**WORK TO COMPLETE:**
A single number is required: how many lines in the entries hold the word "menu".

══ SOURCE MATERIAL ══

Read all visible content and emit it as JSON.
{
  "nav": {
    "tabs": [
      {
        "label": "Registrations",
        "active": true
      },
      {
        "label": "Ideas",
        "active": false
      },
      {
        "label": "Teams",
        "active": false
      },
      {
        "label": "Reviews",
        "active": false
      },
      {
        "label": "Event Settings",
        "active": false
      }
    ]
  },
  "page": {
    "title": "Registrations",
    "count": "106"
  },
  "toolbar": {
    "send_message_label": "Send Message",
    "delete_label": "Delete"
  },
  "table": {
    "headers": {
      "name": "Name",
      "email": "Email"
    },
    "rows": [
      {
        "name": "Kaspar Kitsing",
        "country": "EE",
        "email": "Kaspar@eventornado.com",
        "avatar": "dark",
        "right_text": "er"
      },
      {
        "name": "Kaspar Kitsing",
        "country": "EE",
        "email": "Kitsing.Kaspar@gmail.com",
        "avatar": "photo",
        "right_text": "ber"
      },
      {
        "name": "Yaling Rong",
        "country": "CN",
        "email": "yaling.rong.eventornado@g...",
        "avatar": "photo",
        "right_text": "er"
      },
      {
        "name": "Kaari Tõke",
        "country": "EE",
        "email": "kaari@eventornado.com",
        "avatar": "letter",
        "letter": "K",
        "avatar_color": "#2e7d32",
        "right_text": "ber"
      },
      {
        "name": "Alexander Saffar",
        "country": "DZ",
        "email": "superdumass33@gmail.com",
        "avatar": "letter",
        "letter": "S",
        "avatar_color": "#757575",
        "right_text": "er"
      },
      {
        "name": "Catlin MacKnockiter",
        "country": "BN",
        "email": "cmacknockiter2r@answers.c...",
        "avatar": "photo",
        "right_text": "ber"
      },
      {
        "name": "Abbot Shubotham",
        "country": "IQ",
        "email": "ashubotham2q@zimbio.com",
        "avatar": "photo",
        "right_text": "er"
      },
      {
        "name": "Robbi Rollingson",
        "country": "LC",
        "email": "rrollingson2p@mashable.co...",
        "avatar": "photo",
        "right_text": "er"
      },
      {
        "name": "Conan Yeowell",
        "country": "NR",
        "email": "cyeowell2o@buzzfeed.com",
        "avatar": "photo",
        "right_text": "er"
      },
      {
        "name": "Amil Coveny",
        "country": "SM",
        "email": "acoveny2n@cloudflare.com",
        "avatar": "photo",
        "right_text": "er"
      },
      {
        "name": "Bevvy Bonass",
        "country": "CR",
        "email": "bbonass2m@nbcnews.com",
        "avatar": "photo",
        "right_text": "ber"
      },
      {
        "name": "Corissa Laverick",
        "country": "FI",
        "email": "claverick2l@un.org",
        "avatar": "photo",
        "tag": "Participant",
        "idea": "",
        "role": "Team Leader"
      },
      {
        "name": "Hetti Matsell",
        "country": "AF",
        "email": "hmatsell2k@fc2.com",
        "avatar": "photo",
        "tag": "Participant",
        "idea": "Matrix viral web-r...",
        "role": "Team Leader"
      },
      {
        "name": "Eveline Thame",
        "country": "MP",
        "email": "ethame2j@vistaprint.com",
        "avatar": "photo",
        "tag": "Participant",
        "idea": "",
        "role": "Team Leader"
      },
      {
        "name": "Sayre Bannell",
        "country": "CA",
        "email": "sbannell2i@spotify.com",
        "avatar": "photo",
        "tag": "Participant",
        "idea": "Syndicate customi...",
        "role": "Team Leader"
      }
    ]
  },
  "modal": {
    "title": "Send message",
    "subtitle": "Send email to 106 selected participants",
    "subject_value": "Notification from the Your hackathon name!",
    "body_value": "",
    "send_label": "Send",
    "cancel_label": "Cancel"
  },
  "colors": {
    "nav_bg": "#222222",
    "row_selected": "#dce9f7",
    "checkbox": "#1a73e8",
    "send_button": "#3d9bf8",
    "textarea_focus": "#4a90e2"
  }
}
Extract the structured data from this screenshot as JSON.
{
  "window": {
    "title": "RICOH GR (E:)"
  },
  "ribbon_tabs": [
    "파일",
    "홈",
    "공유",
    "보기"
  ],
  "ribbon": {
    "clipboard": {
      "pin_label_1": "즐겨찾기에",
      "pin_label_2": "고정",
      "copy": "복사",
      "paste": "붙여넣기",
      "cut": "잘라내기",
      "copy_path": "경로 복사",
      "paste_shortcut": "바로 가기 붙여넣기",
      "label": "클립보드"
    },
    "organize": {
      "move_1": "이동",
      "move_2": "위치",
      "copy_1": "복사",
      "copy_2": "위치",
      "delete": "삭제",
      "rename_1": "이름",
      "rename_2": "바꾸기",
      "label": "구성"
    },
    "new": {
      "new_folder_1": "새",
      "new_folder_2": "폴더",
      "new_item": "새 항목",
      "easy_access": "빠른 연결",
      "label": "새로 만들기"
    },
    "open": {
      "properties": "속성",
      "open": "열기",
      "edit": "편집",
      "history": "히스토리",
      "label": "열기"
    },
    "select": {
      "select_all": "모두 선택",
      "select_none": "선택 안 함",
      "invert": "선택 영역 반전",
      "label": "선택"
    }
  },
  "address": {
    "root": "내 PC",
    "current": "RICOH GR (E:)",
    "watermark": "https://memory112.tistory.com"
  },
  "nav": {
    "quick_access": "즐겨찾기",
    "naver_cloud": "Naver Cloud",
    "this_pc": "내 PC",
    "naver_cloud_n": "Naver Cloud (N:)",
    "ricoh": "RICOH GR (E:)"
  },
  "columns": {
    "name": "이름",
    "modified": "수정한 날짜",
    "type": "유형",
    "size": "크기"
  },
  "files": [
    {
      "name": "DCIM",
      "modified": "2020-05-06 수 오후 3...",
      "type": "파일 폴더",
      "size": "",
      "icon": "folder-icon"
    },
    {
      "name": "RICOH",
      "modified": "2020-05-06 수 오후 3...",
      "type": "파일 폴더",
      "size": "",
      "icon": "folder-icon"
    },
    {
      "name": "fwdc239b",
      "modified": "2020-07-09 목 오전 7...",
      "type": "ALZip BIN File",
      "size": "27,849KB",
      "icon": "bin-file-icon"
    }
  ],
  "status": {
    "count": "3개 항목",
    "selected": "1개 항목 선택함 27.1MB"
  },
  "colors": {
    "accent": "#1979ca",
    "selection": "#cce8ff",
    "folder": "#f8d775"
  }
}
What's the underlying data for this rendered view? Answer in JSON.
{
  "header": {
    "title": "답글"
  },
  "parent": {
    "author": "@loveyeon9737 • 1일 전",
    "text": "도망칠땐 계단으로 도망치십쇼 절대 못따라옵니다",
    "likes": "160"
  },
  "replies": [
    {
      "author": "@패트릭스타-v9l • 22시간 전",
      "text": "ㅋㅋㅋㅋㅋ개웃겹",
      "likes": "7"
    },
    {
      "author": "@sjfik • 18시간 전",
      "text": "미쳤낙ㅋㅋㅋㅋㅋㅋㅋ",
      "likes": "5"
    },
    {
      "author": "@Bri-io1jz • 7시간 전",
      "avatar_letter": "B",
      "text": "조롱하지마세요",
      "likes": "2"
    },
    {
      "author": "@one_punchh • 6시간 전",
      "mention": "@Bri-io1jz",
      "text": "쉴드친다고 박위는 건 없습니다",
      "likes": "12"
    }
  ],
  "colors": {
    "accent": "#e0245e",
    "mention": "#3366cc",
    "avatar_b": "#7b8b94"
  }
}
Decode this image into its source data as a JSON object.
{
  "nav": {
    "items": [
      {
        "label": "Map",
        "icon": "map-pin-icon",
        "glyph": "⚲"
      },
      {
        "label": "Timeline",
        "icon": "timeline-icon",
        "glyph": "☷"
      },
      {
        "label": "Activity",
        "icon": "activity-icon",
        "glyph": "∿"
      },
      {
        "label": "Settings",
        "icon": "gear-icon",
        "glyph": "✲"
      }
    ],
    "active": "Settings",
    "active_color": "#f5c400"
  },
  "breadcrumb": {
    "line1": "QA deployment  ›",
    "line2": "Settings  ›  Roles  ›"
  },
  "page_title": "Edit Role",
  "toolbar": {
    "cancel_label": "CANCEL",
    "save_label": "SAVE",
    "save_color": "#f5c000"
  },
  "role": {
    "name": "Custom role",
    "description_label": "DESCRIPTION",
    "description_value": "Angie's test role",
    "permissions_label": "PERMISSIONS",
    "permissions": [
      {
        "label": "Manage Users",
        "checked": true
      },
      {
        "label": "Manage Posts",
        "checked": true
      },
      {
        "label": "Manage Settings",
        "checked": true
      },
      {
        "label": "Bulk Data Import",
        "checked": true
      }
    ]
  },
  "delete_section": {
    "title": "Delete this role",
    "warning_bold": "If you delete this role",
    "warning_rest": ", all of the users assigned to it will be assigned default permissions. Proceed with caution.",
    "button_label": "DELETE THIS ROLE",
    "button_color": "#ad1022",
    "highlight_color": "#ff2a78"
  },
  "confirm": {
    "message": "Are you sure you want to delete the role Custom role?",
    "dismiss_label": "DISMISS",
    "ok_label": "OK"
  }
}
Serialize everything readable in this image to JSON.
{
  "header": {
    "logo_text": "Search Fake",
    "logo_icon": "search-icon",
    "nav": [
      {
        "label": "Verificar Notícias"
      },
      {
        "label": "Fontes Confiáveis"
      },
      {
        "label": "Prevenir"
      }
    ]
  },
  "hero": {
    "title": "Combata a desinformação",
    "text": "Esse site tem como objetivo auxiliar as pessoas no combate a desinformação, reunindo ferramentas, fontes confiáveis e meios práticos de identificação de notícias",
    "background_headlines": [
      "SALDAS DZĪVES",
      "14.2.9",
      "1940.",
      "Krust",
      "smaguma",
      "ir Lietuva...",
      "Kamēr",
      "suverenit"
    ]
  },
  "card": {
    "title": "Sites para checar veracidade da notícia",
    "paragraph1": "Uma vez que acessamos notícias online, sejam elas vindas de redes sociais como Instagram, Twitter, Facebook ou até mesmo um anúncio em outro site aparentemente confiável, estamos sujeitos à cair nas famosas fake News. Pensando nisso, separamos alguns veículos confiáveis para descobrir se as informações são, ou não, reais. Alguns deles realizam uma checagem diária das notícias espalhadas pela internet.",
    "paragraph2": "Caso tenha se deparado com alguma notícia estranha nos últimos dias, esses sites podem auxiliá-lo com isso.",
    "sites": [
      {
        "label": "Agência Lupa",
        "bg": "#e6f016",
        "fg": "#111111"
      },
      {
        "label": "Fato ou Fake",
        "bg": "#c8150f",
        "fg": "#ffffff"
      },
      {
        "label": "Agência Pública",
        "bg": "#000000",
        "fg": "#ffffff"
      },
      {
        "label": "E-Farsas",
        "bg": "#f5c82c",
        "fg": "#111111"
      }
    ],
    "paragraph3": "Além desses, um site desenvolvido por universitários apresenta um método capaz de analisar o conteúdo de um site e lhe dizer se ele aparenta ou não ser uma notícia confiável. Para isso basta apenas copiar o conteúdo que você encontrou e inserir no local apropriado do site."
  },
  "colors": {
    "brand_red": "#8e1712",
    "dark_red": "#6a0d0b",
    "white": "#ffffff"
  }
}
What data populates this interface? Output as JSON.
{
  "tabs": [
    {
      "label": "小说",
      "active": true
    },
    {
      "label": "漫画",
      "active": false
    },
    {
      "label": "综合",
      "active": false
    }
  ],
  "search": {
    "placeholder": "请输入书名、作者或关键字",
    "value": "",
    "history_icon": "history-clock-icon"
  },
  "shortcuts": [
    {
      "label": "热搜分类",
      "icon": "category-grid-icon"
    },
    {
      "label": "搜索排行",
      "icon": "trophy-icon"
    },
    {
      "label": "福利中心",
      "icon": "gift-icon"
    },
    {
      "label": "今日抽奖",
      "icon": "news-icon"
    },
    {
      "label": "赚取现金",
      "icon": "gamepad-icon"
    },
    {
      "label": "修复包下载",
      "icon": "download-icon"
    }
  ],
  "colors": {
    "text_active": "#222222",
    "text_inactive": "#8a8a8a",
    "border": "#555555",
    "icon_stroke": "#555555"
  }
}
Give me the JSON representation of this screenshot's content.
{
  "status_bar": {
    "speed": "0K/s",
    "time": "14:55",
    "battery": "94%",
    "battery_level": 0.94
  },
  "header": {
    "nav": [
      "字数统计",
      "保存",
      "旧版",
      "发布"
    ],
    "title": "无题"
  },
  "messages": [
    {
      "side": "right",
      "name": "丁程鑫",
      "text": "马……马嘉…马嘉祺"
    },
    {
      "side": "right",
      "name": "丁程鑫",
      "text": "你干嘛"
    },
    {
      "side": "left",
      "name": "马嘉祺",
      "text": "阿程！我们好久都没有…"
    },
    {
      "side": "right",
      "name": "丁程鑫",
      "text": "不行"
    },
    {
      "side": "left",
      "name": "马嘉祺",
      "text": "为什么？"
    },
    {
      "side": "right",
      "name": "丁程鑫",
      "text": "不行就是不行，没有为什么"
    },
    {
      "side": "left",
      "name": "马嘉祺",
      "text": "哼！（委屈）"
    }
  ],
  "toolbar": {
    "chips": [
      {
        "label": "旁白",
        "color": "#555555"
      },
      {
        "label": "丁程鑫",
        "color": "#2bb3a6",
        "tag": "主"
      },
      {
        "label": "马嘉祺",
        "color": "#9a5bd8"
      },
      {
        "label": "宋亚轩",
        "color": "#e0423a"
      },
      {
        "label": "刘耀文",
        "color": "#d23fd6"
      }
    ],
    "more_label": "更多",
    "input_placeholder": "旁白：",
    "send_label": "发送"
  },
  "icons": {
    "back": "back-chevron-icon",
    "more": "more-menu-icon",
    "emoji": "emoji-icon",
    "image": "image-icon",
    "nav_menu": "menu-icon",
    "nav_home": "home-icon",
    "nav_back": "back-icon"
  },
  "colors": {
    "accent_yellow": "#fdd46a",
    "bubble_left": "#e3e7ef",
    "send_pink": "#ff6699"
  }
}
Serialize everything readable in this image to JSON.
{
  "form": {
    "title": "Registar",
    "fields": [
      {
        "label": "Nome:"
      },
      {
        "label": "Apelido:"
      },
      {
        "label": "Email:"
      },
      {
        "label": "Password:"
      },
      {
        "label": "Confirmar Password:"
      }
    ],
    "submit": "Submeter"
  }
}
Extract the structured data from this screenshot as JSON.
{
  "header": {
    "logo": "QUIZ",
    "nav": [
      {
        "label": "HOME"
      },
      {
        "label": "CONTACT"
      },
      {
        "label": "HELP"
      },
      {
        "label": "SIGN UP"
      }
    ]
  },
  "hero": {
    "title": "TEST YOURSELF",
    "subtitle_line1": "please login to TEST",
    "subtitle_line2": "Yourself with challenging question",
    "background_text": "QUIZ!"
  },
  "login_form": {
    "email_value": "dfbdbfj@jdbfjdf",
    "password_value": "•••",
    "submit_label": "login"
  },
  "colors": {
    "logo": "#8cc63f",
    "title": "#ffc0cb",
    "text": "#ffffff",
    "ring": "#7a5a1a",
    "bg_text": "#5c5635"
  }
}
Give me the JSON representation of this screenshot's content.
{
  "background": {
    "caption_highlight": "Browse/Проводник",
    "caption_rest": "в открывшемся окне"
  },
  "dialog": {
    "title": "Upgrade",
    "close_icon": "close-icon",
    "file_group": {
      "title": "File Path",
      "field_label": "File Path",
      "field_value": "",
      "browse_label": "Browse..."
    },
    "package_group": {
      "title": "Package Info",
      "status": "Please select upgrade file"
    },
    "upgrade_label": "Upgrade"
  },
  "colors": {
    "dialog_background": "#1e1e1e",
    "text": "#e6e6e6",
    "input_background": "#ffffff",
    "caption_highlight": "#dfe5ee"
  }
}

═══

**YOUR SOLUTION:**
2